Available records:

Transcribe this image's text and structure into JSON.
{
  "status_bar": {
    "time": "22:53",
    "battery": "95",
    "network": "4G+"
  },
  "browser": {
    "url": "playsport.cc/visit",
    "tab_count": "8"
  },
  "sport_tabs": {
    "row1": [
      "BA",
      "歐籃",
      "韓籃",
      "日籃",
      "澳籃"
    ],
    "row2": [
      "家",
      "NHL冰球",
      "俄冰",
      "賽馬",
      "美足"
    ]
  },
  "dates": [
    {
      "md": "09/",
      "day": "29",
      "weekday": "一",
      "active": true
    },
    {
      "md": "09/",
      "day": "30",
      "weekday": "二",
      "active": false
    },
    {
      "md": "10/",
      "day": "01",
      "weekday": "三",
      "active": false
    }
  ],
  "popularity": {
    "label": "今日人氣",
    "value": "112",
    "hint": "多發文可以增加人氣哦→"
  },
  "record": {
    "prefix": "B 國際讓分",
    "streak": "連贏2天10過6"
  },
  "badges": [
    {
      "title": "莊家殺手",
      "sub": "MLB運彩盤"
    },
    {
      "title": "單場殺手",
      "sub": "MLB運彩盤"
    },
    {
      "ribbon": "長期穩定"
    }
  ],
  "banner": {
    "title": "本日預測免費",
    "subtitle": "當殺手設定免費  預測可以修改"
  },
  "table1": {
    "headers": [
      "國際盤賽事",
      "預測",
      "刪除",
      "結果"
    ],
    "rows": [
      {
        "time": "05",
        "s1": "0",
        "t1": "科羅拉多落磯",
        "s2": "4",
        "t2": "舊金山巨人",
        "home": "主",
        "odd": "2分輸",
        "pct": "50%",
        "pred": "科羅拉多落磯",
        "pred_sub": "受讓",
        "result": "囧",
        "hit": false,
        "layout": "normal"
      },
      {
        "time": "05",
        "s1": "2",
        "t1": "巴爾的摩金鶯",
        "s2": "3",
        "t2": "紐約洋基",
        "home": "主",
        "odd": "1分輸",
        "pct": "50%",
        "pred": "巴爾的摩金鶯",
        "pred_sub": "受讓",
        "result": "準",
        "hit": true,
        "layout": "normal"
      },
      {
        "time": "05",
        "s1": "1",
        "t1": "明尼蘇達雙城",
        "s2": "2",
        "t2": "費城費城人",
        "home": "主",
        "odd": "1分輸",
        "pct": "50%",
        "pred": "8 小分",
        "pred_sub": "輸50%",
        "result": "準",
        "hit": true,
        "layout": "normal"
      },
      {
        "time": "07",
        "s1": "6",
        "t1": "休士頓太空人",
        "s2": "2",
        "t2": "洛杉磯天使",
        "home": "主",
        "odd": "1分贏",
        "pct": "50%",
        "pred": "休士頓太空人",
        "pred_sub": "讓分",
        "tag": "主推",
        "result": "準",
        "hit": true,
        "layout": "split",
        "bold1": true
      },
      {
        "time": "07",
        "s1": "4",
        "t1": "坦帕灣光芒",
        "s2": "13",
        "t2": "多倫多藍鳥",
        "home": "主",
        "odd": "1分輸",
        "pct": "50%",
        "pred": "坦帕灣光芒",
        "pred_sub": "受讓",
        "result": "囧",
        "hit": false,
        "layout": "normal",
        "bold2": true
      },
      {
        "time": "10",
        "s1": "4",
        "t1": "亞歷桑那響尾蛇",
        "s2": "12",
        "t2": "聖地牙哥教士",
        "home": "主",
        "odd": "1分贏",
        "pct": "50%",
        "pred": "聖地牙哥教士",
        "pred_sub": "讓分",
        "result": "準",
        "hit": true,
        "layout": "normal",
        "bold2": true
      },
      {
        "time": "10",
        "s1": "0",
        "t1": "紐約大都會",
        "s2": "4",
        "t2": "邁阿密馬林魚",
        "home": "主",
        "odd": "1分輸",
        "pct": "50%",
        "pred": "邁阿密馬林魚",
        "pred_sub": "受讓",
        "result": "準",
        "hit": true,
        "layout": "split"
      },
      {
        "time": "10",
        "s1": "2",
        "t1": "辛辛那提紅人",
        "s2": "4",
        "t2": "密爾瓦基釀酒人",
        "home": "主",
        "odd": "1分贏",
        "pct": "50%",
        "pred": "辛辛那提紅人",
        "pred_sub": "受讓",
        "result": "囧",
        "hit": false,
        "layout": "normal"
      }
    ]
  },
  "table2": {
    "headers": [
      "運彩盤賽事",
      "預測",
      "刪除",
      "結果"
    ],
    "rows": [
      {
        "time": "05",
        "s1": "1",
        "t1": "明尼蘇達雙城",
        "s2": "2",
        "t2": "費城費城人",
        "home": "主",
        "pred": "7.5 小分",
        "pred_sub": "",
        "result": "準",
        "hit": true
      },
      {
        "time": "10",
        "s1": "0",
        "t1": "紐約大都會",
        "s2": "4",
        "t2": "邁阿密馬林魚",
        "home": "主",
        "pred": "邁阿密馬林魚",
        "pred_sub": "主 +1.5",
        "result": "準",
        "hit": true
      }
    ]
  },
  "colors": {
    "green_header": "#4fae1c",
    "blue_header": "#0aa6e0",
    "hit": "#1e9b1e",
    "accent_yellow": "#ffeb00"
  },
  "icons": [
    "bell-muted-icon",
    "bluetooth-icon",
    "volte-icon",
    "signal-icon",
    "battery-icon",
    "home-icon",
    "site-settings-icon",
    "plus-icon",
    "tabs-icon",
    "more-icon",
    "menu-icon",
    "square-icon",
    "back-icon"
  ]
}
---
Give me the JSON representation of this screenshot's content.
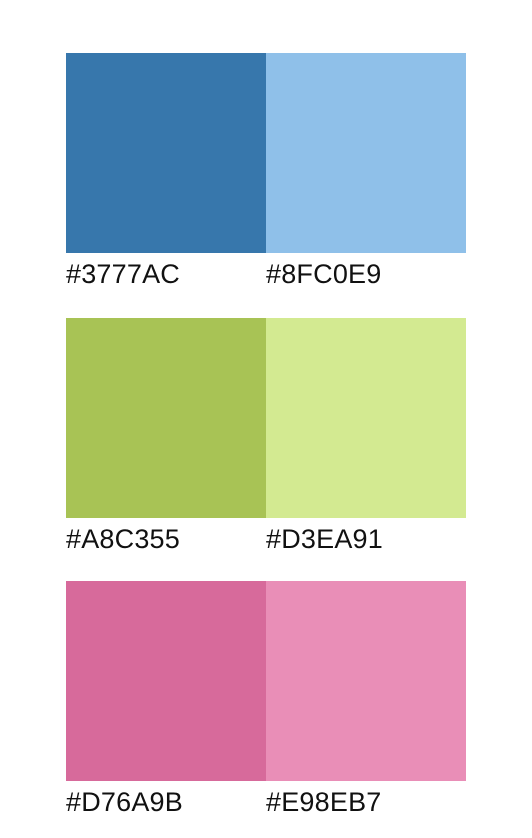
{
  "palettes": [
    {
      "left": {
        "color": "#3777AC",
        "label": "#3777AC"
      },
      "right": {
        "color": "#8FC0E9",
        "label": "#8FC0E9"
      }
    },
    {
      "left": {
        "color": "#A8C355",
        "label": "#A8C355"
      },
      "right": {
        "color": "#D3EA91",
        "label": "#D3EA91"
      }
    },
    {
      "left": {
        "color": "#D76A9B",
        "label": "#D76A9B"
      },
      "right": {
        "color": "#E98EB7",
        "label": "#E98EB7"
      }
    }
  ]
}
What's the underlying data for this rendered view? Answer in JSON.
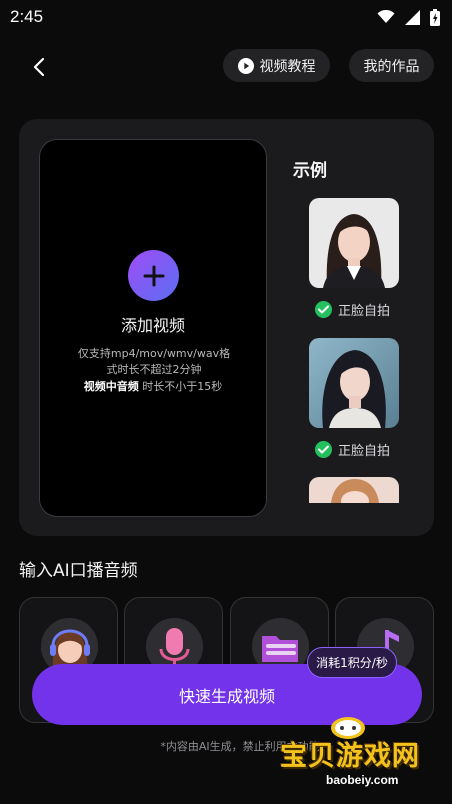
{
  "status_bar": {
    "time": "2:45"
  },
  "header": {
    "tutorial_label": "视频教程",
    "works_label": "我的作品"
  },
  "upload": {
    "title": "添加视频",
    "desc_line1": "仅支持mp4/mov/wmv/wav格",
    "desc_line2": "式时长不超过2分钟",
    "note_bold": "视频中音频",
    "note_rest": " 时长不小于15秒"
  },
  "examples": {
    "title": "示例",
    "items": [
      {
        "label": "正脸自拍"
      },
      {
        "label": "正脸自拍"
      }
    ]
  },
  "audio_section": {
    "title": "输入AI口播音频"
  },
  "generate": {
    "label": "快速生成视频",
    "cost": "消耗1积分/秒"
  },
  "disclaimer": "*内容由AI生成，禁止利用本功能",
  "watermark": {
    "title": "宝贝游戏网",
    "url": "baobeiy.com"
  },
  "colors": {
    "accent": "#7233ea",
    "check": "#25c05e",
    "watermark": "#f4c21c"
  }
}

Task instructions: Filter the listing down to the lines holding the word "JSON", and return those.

Answer for the task:
Transcribe this image's text and structure into JSON.
Give me the JSON representation of this screenshot's content.
What's the underlying data for this rendered view? Answer in JSON.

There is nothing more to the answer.